jrlennon said...

I liked HRC a lot before this campaign. And I ought to be perfectly happy if she gets the nomination. But she's really let me down.

Also...I think McCain would beat her.

thomas said...

Obama may have my skin but he does not represent me. I do not appreciate his tactics. He is nothing but an appeaser. The reason I say this is simple. If my race does not matter, but my citizenship does matter, I should be treated that way. I was born here to native parents. Therefore, I am a Native American. There is no difference between me and the Indians, just because they could have been here for a few more generations than my ancestors does not make me less a Native than they. I do not appreciate his terms. He is cornering us into black and white against all the other Contients. That is not the way to think of race. Race and Continents are not the same. I should be allowed to call my Race and my Identity the way I want. I do not align myself with the ideas given forth in this speech.

Thomas.

bookfraud said...

i had never thought of a vote for obama as a vote for a "writer," but it makes sense. he actually writes his speeches and books. he actually has original ideas and inspiring rhetoric. fancy that.

from a political standpoint, i don't know how much this will help him, but my admiration for the man grew exponentially. that someone running for president would even attempt to address difficult issues of race -- with such nuance and subtlety, no less -- is pretty amazing.

this kind of speechifying may not change the votes of chuckleheaded bigots or nutjobs, but it is the kind of speech that, however briefly, makes one believe in politicians.

jrlennon said...

thomas, your dissent is welcome, but I'm not sure I'm following your argument. What did he say specifically that you're bothered by? It sounds to me like you have every right to call yourself a Native American.

What I got out of that speech, among other things, is an acknowledgment that both race and citizenship are important to people, and that disagreement on these issues isn't just permissible, but inevitable and necessary.

Thanks for weighing in...

Gloria, Writer Reading said...

"Israel pandering extreme"? All he said was one phrase that Israel was an ally in the Middle East. This is a man who speaks the truth. That was not a madrassa manipulation. He was simply stating the truth. I posted his whole speech today as my choice for the most appropriate response to the fifth anniversay of the Iraq war. He is our only hope for the war to end. And Israel has nothing to do with that war.

jrlennon said...

"...a view that sees the conflicts in the Middle East as rooted primarily in the actions of stalwart allies like Israel, instead of emanating from the perverse and hateful ideologies of radical Islam."

That's a pander, in my view. The situation he refers to is far, far more complex than "our allies versus bad guys."

AC said...

I am impressed too. A political speech that actually says something.

Ironically, I tend to agree with Rev. Wright when he says that America was asking for it. Not only our foreign policy, but also our inept bureacracy paved the way for 9/11. But of course, a presidential candidate would be committing suicide to entertain such an idea.

I'm a working-class, white woman living through the decay of my urban neighborhood, so maybe I'm just a sucker for a black politician telling me that we are still part of the same community. But I would like to believe it could happen.

Mr. Saflo said...

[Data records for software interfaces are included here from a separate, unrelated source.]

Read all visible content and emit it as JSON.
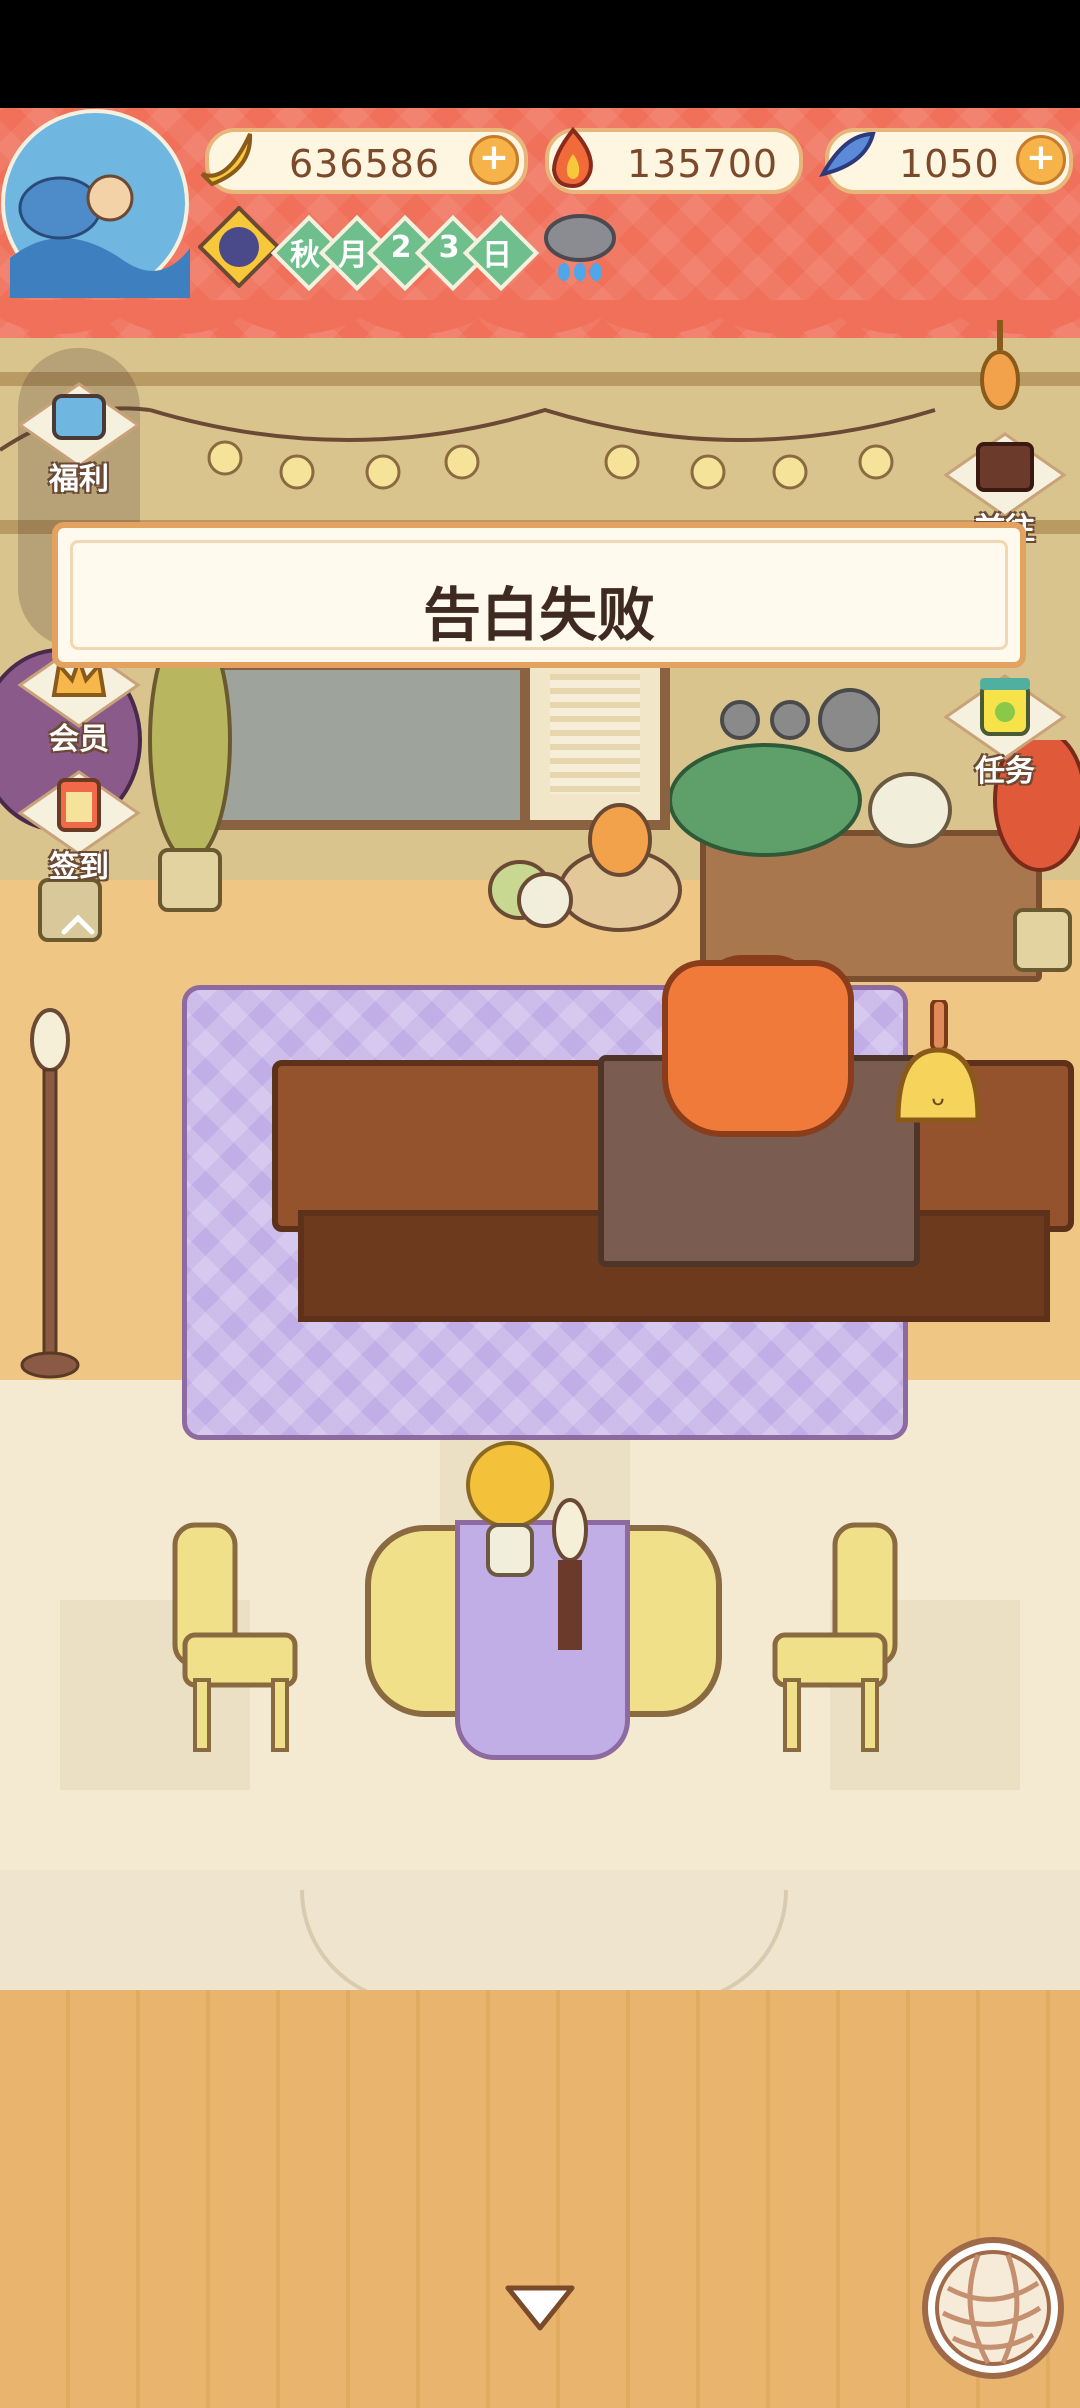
{
  "currencies": {
    "banana": {
      "value": "636586",
      "icon": "banana-icon"
    },
    "flame": {
      "value": "135700",
      "icon": "flame-icon"
    },
    "fish": {
      "value": "1050",
      "icon": "fish-icon"
    }
  },
  "date": {
    "chars": [
      "秋",
      "月",
      "2",
      "3",
      "日"
    ],
    "weather_icon": "rain-cloud-icon"
  },
  "side_menu_left": [
    {
      "label": "福利",
      "icon": "tv-icon"
    },
    {
      "label": "会员",
      "icon": "crown-icon"
    },
    {
      "label": "签到",
      "icon": "calendar-icon"
    }
  ],
  "side_menu_right": [
    {
      "label": "前往",
      "icon": "board-icon"
    },
    {
      "label": "任务",
      "icon": "task-jar-icon"
    }
  ],
  "popup": {
    "message": "告白失败"
  },
  "colors": {
    "awning": "#f0705a",
    "popup_border": "#e3a25f",
    "date_green": "#6fbf8c"
  }
}
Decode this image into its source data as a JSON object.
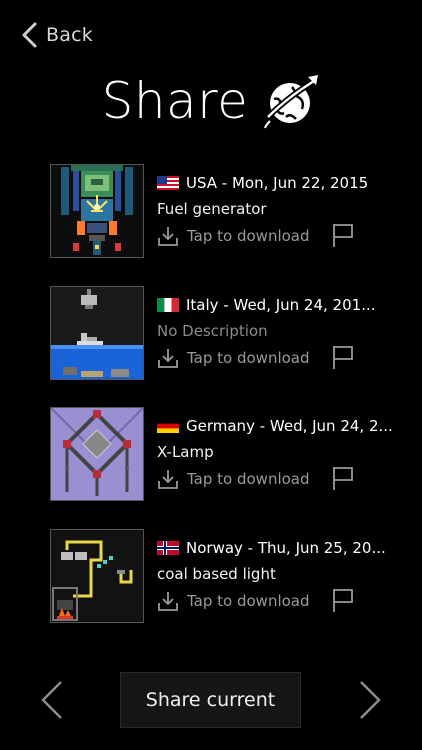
{
  "header": {
    "back_label": "Back",
    "title": "Share",
    "title_icon": "globe-rocket-icon"
  },
  "items": [
    {
      "flag": "us-flag-icon",
      "headline": "USA - Mon, Jun 22, 2015",
      "description": "Fuel generator",
      "download_label": "Tap to download",
      "report_icon": "flag-outline-icon"
    },
    {
      "flag": "it-flag-icon",
      "headline": "Italy - Wed, Jun 24, 201...",
      "description": "No Description",
      "download_label": "Tap to download",
      "report_icon": "flag-outline-icon"
    },
    {
      "flag": "de-flag-icon",
      "headline": "Germany - Wed, Jun 24, 2...",
      "description": "X-Lamp",
      "download_label": "Tap to download",
      "report_icon": "flag-outline-icon"
    },
    {
      "flag": "no-flag-icon",
      "headline": "Norway - Thu, Jun 25, 20...",
      "description": "coal based light",
      "download_label": "Tap to download",
      "report_icon": "flag-outline-icon"
    }
  ],
  "footer": {
    "share_label": "Share current",
    "prev_icon": "chevron-left-icon",
    "next_icon": "chevron-right-icon"
  },
  "colors": {
    "background": "#000000",
    "text": "#ffffff",
    "muted": "#9a9a9a"
  }
}
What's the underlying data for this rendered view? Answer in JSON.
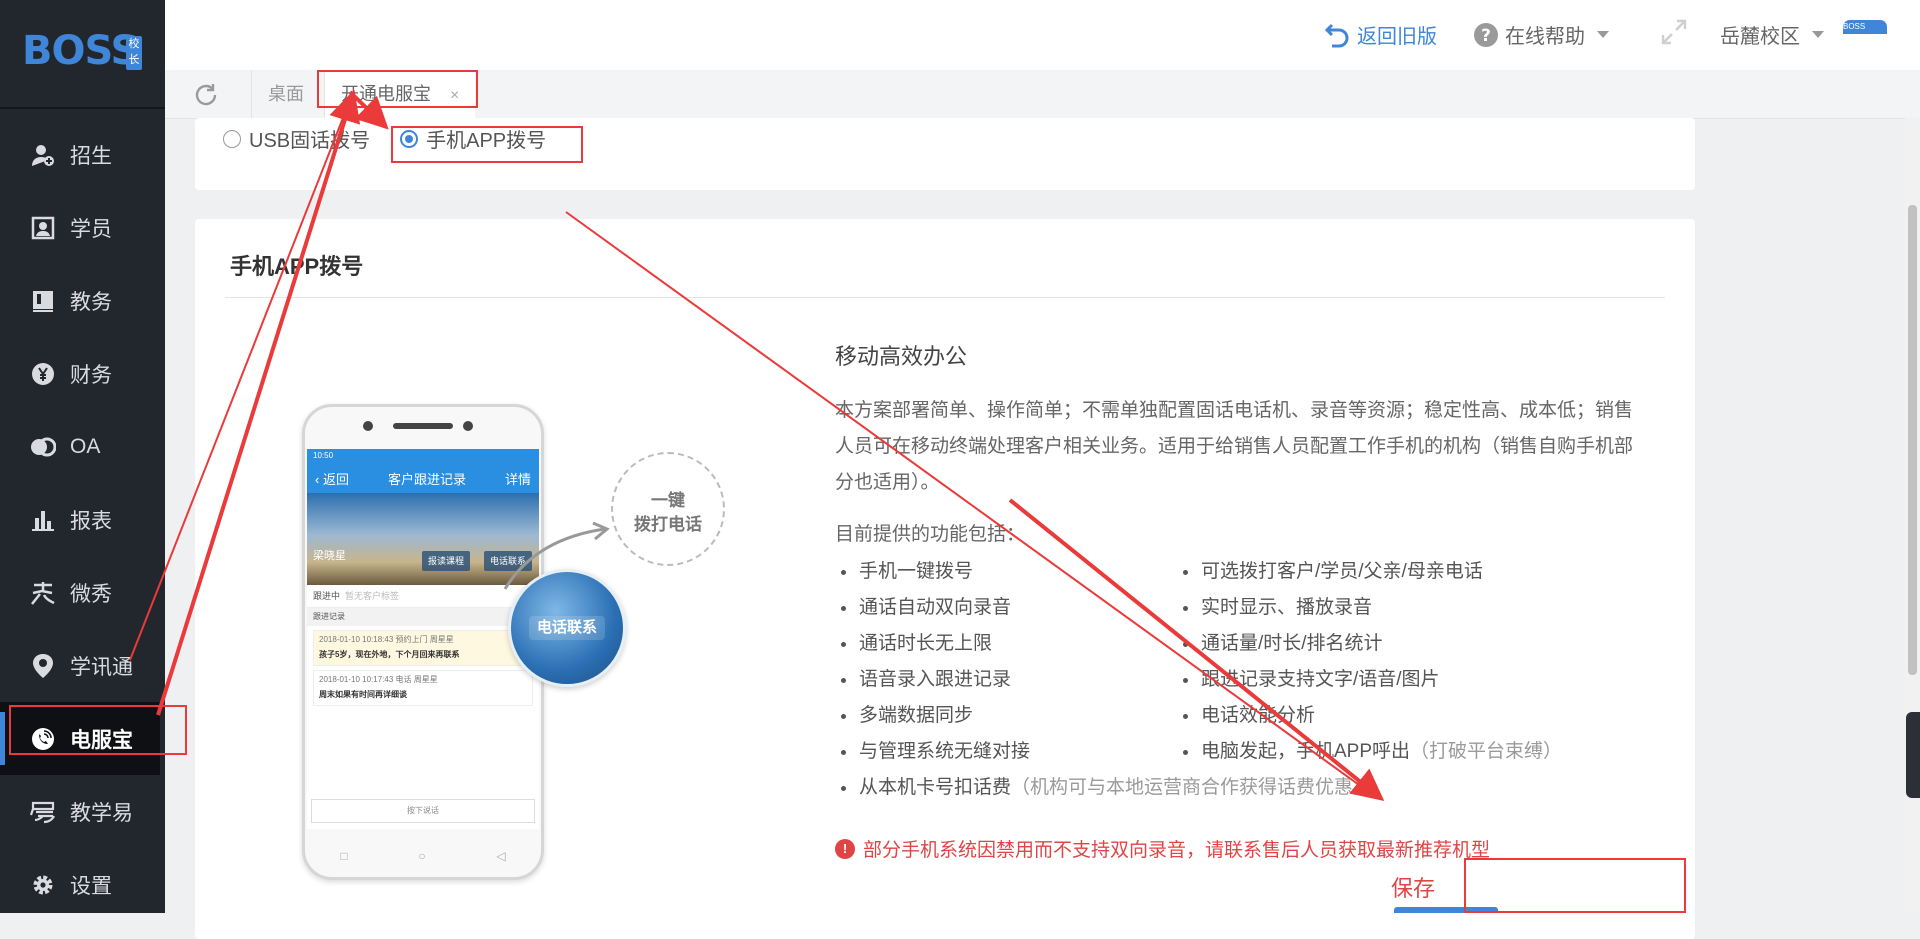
{
  "brand": {
    "logo_text": "BOSS",
    "logo_tag": "校长",
    "badge": "BOSS"
  },
  "sidebar": {
    "items": [
      {
        "label": "招生",
        "icon": "user-plus-icon"
      },
      {
        "label": "学员",
        "icon": "id-card-icon"
      },
      {
        "label": "教务",
        "icon": "book-icon"
      },
      {
        "label": "财务",
        "icon": "yen-coin-icon"
      },
      {
        "label": "OA",
        "icon": "chat-bubbles-icon"
      },
      {
        "label": "报表",
        "icon": "bar-chart-icon"
      },
      {
        "label": "微秀",
        "icon": "show-icon"
      },
      {
        "label": "学讯通",
        "icon": "location-pin-icon"
      },
      {
        "label": "电服宝",
        "icon": "phone-service-icon",
        "active": true
      },
      {
        "label": "教学易",
        "icon": "teach-icon"
      },
      {
        "label": "设置",
        "icon": "gear-icon"
      }
    ]
  },
  "topbar": {
    "back_label": "返回旧版",
    "help_label": "在线帮助",
    "campus_label": "岳麓校区"
  },
  "tabs": {
    "desktop": "桌面",
    "active": "开通电服宝",
    "close": "×"
  },
  "dial_mode": {
    "options": [
      "USB固话拨号",
      "手机APP拨号"
    ],
    "selected": "手机APP拨号"
  },
  "panel": {
    "title": "手机APP拨号",
    "heading": "移动高效办公",
    "description": "本方案部署简单、操作简单；不需单独配置固话电话机、录音等资源；稳定性高、成本低；销售人员可在移动终端处理客户相关业务。适用于给销售人员配置工作手机的机构（销售自购手机部分也适用）。",
    "features_intro": "目前提供的功能包括：",
    "features_left": [
      "手机一键拨号",
      "通话自动双向录音",
      "通话时长无上限",
      "语音录入跟进记录",
      "多端数据同步",
      "与管理系统无缝对接",
      "从本机卡号扣话费"
    ],
    "features_left_note": "（机构可与本地运营商合作获得话费优惠）",
    "features_right": [
      "可选拨打客户/学员/父亲/母亲电话",
      "实时显示、播放录音",
      "通话量/时长/排名统计",
      "跟进记录支持文字/语音/图片",
      "电话效能分析",
      "电脑发起，手机APP呼出"
    ],
    "features_right_note": "（打破平台束缚）",
    "warning": "部分手机系统因禁用而不支持双向录音，请联系售后人员获取最新推荐机型",
    "save_label": "保存"
  },
  "illustration": {
    "status_time": "10:50",
    "back": "返回",
    "screen_title": "客户跟进记录",
    "detail": "详情",
    "customer_name": "梁晓星",
    "btn_course": "报读课程",
    "btn_call": "电话联系",
    "following": "跟进中",
    "no_schedule": "暂无客户标签",
    "record_header": "跟进记录",
    "rec1_meta": "2018-01-10 10:18:43   预约上门   周星星",
    "rec1_text": "孩子5岁，现在外地，下个月回来再联系",
    "rec2_meta": "2018-01-10 10:17:43   电话   周星星",
    "rec2_text": "周末如果有时间再详细谈",
    "input_hint": "按下说话",
    "call_label": "电话联系",
    "bubble_line1": "一键",
    "bubble_line2": "拨打电话"
  },
  "colors": {
    "accent": "#3f86d8",
    "annotation": "#ea3a3a",
    "sidebar_bg": "#22262d"
  }
}
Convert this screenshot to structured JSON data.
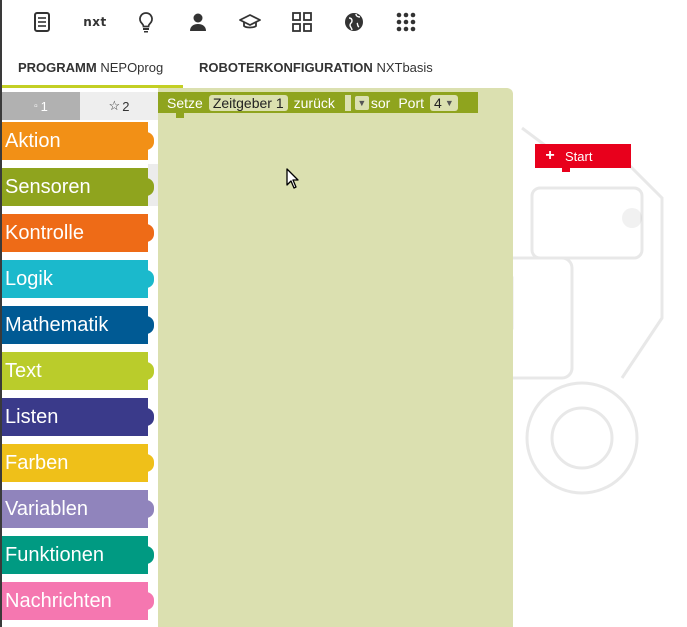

It's like he's sayin' what we're all thinkin'!

jrlennon said...

Dude: Obama totally knew you were gonna post that.

Gloria, Writer Reading said...

To belabor the point, I agree Obama was oversimplifying about blaming only radical Islam when we are also to blame, but he was only doing so as a corrective response to the oversimplified "view" he was referring to of Reverend Wright's crazy and categorical blaming of Israel for all the conflict in the Middle East. At least that was my understanding of that sentence in the context of the whole paragraph. I think this point was as important as all the other disagreements he had with the Reverend, and a distinction he had to make to correct a common lie: the blaming of Israel for everything. Of course the situation is more complex than he covered in his speech. That was not my point.

jrlennon said...

Fair enough...